Reconstructing oceans lost: the fate of the eastern Mediterranean Paleo- and Neotethys


Derya Gürer

From Mantle Dynamics & Tectonics Group, Utrecht University, The Netherlands

The geological record of the eastern Mediterranean region holds record of the subsequent closure of the Paleotethyan and Neotethyan oceanic realm and microcontinents therein due to subduction since the Triassic. Kinematic restorations suggest that at least four subduction zones were responsible for this consumption, two consuming the Paleotethys, and two consuming the Neotethys. The latter co-existed in Cretaceous to Paleogene time bounding and consuming an oceanic plate – termed Anadolu, of which remnants are found thrust into the Anatolian orogen. Reconstructing subduction evolution in Anatolia using a variety of field-based tools (structural geology, sedimentology, stratigraphy, isotope geochemistry, paleomagnetism) and integrating these observations in a kinematic model, reveals that the subduction zones bounding the Anadolu Plate evolved into segments each with their own dynamic history. We present a kinematic reconstruction of Anatolian subduction zones back to the Early Triassic, which is integrated into the global plate circuit using GPlates reconstruction software. The resulting kinematic plate model allows to interpret the upper and lower mantle structure underlying the Eastern Mediterranean, and unravel the remnants of Paleotethys and Neotethys ocean lithospheres lost to subduction since the Triassic. The net sinking rate of these remnants results from the geodynamic history of their upper mantle subduction, whereby slabs subducted at stationary trenches (Pontide slab) sank much faster than those that rolled back (Herodotus, Egypt slab) or advanced (Cyprus slab).

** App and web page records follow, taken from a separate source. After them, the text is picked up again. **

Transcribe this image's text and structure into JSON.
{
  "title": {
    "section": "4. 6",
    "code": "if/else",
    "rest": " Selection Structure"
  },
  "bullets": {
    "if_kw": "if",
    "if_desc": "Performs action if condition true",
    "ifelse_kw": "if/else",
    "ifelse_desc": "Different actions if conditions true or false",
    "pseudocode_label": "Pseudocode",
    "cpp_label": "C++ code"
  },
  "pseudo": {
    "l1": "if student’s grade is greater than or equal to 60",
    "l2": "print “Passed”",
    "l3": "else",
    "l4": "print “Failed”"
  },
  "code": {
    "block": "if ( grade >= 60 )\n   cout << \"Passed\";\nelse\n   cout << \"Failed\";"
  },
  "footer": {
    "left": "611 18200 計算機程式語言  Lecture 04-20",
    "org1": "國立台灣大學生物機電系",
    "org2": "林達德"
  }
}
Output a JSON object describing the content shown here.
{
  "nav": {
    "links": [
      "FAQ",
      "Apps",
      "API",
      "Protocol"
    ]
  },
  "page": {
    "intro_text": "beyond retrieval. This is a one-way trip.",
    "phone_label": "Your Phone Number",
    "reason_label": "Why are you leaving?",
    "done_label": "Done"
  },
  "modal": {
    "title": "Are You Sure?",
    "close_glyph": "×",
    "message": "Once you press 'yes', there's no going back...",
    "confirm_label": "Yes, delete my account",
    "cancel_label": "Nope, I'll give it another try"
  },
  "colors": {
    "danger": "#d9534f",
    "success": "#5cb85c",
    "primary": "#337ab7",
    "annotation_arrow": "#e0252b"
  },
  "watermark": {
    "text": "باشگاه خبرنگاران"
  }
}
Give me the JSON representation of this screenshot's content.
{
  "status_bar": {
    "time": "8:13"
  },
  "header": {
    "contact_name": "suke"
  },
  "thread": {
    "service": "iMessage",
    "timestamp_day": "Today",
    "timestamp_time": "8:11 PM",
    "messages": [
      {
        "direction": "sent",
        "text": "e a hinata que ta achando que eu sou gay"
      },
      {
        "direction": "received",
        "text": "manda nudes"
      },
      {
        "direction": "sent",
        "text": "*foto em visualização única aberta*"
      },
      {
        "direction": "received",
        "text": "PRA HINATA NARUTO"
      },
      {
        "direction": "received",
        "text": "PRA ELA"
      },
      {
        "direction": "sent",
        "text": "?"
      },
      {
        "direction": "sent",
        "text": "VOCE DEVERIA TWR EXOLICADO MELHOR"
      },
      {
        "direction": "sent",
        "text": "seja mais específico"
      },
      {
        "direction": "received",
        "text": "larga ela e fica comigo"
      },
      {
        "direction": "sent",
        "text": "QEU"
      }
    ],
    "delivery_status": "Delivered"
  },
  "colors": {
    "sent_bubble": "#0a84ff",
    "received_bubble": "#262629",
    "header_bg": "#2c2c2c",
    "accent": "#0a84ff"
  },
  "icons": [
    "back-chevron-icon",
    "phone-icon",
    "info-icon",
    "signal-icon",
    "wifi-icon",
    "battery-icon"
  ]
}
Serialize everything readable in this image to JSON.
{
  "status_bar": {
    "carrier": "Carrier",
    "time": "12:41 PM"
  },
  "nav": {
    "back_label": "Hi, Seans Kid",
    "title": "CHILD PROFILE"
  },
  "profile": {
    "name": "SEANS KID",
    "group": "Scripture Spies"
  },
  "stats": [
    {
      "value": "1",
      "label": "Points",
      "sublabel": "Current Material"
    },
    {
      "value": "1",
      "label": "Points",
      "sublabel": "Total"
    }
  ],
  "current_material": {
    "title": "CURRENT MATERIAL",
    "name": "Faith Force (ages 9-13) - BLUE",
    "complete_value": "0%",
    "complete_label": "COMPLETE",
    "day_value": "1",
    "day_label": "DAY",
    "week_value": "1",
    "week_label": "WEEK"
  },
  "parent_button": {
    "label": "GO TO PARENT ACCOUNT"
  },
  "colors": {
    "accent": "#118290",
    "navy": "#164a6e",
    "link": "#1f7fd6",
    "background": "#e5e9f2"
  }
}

Published Dec. 12, 2017 10:31 AM - Last modified Dec. 18, 2017 1:22 PM